When the winter sets in, you want a heating system that'll beat the chill and keep you warm and cozy. But you also want to strike a balance between comfort and what you'll be spending for the comfort. It all comes down to the most effective heating solution that fits snugly in your budget, while taking into consideration the energy bills that you'll run into.

Electric Heaters:

Usually portable, these heaters are suitable for individuals (personal heaters) or small rooms and enclosed spaces. The higher the wattage, the greater the heat and heavier the electricity bills. That said, an electric heater is a good option if you want one to use for just a few hours a day. As a quick rule of thumb, you can use 10 W per square foot to roughly determine the total wattage that you need. For example, a 1500 W heater should suffice for a 10 x 15 foot room.

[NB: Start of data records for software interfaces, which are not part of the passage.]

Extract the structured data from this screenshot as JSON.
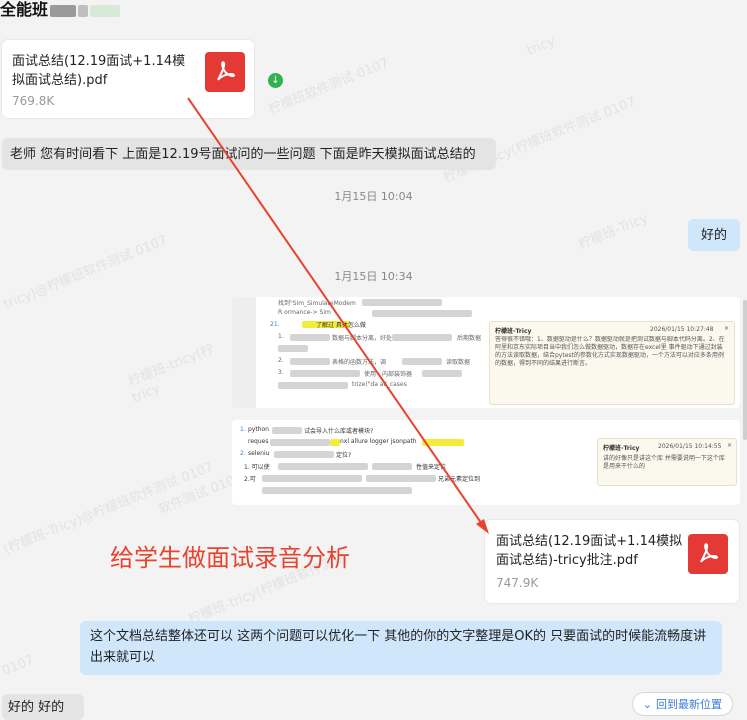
{
  "header": {
    "title": "全能班"
  },
  "messages": {
    "file1": {
      "name": "面试总结(12.19面试+1.14模拟面试总结).pdf",
      "size": "769.8K"
    },
    "msg1": "老师 您有时间看下 上面是12.19号面试问的一些问题 下面是昨天模拟面试总结的",
    "time1": "1月15日 10:04",
    "reply1": "好的",
    "time2": "1月15日 10:34",
    "shot1": {
      "line1": "找到\"Sim_SimulateModem",
      "line2": "R                  ormance-> Sim",
      "item21": "21.",
      "item21_text": "了解过 具体怎么做",
      "sub1": "1.",
      "sub1_text": "数据与脚本分离，好处",
      "sub1_tail": "后期数据",
      "sub2": "2.",
      "sub2_text": "表格的函数方法，调",
      "sub2_tail": "读取数据",
      "sub3": "3.",
      "sub3_text": "使用",
      "sub3_tail": "内部装饰器",
      "code": "trize(\"da          all_cases",
      "comment": {
        "author": "柠檬班-Tricy",
        "date": "2026/01/15 10:27:48",
        "body": "答得很不错哦：1、数据驱动是什么？数据驱动就是把测试数据与脚本代码分离。2、在阿里和京东实际项目当中我们怎么做数据驱动，数据存在excel里 事件驱动下通过封装的方法读取数据，结合pytest的参数化方式实现数据驱动，一个方法可以对应多条用例的数据，得到不同的结果进行断言。"
      }
    },
    "shot2": {
      "q1": "1.",
      "q1_text": "python",
      "q1_tail": "试会导入什么库或者模块?",
      "req": "reques",
      "libs": "nxl allure logger jsonpath",
      "q2": "2.",
      "q2_text": "seleniu",
      "q2_tail": "定位?",
      "a1": "1. 可以使",
      "a1_tail": "性值来定位",
      "a2": "2.可",
      "a2_tail": "兄弟元素定位到",
      "comment": {
        "author": "柠檬班-Tricy",
        "date": "2026/01/15 10:14:55",
        "body": "讲的好像只是讲这个库 并需要说明一下这个库是用来干什么的"
      }
    },
    "file2": {
      "name": "面试总结(12.19面试+1.14模拟面试总结)-tricy批注.pdf",
      "size": "747.9K"
    },
    "reply2": "这个文档总结整体还可以  这两个问题可以优化一下  其他的你的文字整理是OK的  只要面试的时候能流畅度讲出来就可以",
    "msg2": "好的 好的"
  },
  "annotation": "给学生做面试录音分析",
  "back_button": "回到最新位置",
  "watermarks": [
    "tricy",
    "柠檬班软件测试 0107",
    "柠檬班-tricy(柠檬班软件测试 0107",
    "tricy)@柠檬班软件测试 0107",
    "柠檬班-tricy(柠",
    "tricy",
    "软件测试 0107",
    "(柠檬班-Tricy)@柠檬班软件测试 0107",
    "柠檬班-tricy(柠檬班软件测试",
    "tricy",
    "柠檬班-Tricy",
    "0107"
  ],
  "colors": {
    "pdf": "#e53935",
    "outgoing": "#cfe6fb",
    "incoming": "#e4e4e4",
    "annotation": "#e8432f",
    "download": "#2fb24f"
  }
}
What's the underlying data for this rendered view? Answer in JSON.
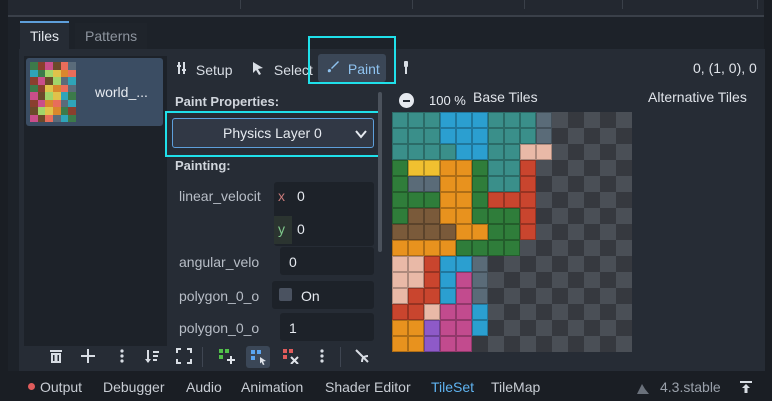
{
  "tabs": {
    "tiles": "Tiles",
    "patterns": "Patterns"
  },
  "tile_source": {
    "label": "world_..."
  },
  "toolbar": {
    "setup": "Setup",
    "select": "Select",
    "paint": "Paint",
    "coords": "0, (1, 0), 0"
  },
  "paint_properties": {
    "heading": "Paint Properties:",
    "layer": "Physics Layer 0",
    "painting_heading": "Painting:"
  },
  "properties": [
    {
      "name": "linear_velocit",
      "x_label": "x",
      "x_value": "0",
      "y_label": "y",
      "y_value": "0"
    },
    {
      "name": "angular_velo",
      "value": "0"
    },
    {
      "name": "polygon_0_o",
      "value": "On"
    },
    {
      "name": "polygon_0_o",
      "value": "1"
    }
  ],
  "atlas": {
    "zoom": "100 %",
    "base_tiles": "Base Tiles",
    "alternative_tiles": "Alternative Tiles"
  },
  "bottom_tabs": [
    "Output",
    "Debugger",
    "Audio",
    "Animation",
    "Shader Editor",
    "TileSet",
    "TileMap"
  ],
  "version": "4.3.stable",
  "colors": {
    "accent": "#5e9fdb",
    "highlight_box": "#1fe0ea",
    "active_tab": "#5e9fdb",
    "error_dot": "#e05c5c"
  }
}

Depending on the size of the room and your budget, you can choose from a range of radiant heaters, oil-filled column heaters, convection and panel heaters, and fan heaters. Radiant heaters employ a red-hot heating element and can provide some relief to individuals or a small family. Oil-filled column heaters use electricity to heat oil-filled columns or fins. Heat is transferred by the air circulating through the columns. Since they retain heat for a relatively longer time, they are suitable for long periods of use, such as overnight. Convection heaters employ a fan that draws air over an electric heating element. They spread heat more evenly and do a quicker job than radiant heaters. Panel heaters are thin and flat and mount on the wall via a mounting kit that's usually included in the package. Fan heaters are designed to blow hot air. Models with powerful blowers are available for large rooms.

Gas Heaters:

These are good value for money if you have a gas connection available. Given the same price point, gas heaters are more economical than their electric counterparts when you compare the amount of heat that's produced. So if you want a heater that you can leave on all day, a gas heater is more economical than an electric heater.

Gas heating produces waste in the form of small amounts of gases (carbon monoxide) and water vapor, which can lead to condensation and mold problems. There are two types of gas heaters that deal with these wastes Flued and Unflued Heaters

Flued heaters expel the exhaust gases and moisture outdoors via a flue or a pipe. Although they are safe, they have a few downsides. They are a more expensive investment (considering both equipment and installation costs) and create a slight heat loss, reducing the efficiency. On the other hand, unflued heaters expel gases and water vapor into the room being heated, so you should keep the room ventilated when an unflued heater is running.

Unflued heaters are available in two types convection and radiant convection. Convection heaters rely on natural air movement to spread the heat and are equipped with a fan. Some models feature a thermostat and remote control to provide easy temperature control. Unlike convection heaters, radiant convection models don't have a fan or other electronic components and rely on convection. They feature an exposed area that radiates heat.

Whether you opt for electric or gas, note the key features such as heating time, temperature that can be achieved, suitable room size, heat settings, controls and energy value (usually in BTUs or watts) to help you choose the right heater for your home.